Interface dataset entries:
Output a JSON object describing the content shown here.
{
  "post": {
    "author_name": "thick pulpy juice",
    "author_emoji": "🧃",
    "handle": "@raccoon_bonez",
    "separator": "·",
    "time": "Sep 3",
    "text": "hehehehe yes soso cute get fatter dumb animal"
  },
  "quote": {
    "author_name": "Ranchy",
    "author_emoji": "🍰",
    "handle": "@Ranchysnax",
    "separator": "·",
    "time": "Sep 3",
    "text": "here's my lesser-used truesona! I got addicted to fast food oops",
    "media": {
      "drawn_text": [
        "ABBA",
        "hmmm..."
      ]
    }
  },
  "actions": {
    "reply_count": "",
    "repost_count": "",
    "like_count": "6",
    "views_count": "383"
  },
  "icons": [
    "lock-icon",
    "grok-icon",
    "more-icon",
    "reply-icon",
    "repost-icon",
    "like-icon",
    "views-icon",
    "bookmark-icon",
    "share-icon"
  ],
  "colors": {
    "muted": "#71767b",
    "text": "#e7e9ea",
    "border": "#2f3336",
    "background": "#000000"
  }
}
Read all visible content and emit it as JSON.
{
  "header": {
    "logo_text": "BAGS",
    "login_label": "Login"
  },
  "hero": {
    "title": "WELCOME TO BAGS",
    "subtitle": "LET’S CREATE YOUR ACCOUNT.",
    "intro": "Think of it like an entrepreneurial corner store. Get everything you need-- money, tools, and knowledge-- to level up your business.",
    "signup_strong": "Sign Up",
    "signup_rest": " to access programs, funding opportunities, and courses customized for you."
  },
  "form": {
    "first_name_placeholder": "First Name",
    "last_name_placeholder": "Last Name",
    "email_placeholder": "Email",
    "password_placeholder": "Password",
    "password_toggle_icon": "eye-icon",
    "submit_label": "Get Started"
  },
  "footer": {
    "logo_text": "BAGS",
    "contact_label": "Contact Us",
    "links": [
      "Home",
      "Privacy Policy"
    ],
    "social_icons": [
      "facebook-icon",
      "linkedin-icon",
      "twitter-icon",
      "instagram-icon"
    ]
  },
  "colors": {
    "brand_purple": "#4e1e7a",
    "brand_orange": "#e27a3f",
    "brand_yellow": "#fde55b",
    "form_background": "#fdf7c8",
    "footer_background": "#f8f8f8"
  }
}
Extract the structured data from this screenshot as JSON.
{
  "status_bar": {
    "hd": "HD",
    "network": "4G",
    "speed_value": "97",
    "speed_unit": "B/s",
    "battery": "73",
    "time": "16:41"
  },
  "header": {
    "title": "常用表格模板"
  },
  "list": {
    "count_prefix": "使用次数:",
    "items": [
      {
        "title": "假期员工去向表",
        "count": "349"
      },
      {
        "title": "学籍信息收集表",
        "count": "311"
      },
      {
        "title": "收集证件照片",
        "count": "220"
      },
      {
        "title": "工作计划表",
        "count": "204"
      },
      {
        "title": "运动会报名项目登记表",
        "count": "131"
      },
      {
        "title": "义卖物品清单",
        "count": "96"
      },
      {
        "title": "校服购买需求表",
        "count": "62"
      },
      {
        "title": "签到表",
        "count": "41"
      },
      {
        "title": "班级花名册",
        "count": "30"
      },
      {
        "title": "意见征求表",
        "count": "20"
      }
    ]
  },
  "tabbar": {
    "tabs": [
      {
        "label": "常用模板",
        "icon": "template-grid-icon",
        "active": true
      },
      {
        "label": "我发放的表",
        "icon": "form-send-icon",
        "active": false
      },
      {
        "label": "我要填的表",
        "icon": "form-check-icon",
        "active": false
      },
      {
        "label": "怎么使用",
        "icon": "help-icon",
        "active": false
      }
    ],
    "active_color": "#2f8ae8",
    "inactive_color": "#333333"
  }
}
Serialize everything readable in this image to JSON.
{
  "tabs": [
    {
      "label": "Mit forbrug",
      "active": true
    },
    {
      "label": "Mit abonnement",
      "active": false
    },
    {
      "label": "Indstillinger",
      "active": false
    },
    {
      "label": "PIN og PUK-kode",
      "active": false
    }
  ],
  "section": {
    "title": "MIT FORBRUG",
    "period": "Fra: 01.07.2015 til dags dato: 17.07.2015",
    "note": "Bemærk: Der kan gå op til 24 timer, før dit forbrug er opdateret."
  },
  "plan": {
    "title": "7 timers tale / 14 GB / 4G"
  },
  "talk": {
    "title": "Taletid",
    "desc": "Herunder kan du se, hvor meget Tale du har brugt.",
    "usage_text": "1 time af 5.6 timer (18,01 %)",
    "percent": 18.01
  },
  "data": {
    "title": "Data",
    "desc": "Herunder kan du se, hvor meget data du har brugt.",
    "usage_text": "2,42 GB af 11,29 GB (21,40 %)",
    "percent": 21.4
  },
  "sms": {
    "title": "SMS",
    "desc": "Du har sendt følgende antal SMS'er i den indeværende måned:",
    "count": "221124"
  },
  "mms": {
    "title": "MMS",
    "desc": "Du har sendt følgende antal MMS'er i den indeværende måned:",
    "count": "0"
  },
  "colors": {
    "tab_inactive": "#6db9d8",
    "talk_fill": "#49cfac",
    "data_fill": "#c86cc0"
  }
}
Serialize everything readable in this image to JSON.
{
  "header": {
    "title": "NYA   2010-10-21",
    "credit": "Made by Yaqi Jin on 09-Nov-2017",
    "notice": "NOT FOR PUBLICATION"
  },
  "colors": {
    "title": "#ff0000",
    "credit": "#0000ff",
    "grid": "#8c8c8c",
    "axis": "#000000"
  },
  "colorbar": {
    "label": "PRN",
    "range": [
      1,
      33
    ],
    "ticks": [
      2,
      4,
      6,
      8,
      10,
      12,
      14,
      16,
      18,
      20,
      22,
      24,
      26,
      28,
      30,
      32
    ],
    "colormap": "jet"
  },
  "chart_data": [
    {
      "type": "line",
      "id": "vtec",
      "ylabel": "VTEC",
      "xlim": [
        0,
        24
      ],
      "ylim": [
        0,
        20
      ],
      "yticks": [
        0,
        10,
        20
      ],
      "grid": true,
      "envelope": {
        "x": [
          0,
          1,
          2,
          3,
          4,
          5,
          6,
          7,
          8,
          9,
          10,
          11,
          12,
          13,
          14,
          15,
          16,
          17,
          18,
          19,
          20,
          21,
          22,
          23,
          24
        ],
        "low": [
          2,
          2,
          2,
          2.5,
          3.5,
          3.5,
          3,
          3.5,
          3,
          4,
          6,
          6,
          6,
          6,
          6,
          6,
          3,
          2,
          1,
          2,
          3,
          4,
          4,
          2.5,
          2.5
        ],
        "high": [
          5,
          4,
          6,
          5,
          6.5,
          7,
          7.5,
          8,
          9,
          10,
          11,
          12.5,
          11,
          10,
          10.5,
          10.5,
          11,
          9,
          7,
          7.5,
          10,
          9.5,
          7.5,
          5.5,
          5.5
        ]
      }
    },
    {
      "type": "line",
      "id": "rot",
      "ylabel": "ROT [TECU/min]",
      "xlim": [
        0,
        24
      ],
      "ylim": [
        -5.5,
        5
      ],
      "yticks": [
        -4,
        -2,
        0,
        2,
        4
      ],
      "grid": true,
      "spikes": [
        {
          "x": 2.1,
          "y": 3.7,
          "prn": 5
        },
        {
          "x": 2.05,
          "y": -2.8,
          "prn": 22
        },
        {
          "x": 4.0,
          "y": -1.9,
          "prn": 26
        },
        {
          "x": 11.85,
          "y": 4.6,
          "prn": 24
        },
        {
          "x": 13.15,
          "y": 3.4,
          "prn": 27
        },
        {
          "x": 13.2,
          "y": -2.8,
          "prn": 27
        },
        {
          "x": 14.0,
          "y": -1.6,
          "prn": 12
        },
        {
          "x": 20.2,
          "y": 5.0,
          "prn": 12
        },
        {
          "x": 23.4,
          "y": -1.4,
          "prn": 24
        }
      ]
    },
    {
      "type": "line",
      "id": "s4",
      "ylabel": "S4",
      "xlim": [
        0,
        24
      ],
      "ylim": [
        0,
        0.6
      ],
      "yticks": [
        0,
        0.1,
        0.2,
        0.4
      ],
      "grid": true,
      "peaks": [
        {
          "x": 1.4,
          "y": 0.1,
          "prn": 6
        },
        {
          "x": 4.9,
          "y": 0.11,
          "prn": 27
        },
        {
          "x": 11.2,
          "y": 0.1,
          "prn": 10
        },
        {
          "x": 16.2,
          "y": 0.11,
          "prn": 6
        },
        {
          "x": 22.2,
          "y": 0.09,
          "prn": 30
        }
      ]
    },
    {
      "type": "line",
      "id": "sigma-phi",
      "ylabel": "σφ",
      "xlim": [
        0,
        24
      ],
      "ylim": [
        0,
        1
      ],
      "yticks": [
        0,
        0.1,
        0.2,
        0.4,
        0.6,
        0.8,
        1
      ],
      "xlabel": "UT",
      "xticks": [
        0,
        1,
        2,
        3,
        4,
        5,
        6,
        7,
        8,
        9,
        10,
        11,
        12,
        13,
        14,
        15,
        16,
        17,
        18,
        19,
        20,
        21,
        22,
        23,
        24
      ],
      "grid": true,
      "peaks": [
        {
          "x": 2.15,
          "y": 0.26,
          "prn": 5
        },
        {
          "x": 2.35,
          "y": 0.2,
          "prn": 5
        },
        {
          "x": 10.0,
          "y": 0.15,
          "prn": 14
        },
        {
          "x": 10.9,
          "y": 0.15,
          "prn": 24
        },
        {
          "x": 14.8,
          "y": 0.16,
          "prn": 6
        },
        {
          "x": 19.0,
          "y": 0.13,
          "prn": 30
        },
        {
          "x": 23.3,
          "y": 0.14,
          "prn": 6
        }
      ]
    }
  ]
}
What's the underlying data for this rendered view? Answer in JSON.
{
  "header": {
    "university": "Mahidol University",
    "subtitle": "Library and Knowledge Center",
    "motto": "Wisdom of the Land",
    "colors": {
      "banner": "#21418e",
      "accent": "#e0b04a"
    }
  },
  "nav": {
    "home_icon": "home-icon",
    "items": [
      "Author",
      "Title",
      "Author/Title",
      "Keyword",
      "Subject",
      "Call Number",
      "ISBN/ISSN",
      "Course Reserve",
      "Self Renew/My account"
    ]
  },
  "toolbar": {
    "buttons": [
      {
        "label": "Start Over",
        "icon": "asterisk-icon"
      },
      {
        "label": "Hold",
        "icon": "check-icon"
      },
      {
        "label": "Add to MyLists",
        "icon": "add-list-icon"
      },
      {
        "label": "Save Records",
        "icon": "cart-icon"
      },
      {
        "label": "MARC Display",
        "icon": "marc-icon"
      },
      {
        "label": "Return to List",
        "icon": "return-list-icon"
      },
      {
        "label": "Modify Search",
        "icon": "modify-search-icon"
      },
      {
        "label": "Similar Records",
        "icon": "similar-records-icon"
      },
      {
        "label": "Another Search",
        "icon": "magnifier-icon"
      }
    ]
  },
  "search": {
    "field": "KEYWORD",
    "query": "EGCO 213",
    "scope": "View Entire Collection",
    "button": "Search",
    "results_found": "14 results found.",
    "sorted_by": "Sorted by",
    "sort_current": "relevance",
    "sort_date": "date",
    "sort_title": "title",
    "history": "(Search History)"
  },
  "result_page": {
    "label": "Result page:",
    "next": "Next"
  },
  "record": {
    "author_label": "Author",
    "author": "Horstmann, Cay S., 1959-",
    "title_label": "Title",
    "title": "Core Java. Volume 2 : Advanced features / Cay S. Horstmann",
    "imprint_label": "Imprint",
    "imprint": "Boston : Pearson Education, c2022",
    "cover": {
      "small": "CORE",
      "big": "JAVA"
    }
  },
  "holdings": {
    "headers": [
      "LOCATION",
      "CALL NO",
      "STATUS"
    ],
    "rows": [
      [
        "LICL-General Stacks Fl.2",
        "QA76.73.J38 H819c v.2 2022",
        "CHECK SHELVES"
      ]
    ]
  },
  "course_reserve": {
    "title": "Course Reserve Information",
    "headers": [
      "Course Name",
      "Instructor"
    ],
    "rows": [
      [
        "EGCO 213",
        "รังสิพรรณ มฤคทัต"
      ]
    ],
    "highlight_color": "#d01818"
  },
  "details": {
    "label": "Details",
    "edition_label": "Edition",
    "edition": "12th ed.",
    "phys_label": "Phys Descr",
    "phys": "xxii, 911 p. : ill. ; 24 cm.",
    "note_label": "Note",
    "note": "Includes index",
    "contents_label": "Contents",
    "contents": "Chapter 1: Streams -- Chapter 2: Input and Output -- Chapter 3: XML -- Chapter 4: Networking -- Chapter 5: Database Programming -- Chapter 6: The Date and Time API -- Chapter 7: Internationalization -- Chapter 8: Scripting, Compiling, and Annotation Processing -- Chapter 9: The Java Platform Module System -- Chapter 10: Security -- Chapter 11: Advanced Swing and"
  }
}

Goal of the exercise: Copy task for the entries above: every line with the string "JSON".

Expected answer:
Output a JSON object describing the content shown here.
Read all visible content and emit it as JSON.
Extract the structured data from this screenshot as JSON.
Serialize everything readable in this image to JSON.
Serialize everything readable in this image to JSON.
What's the underlying data for this rendered view? Answer in JSON.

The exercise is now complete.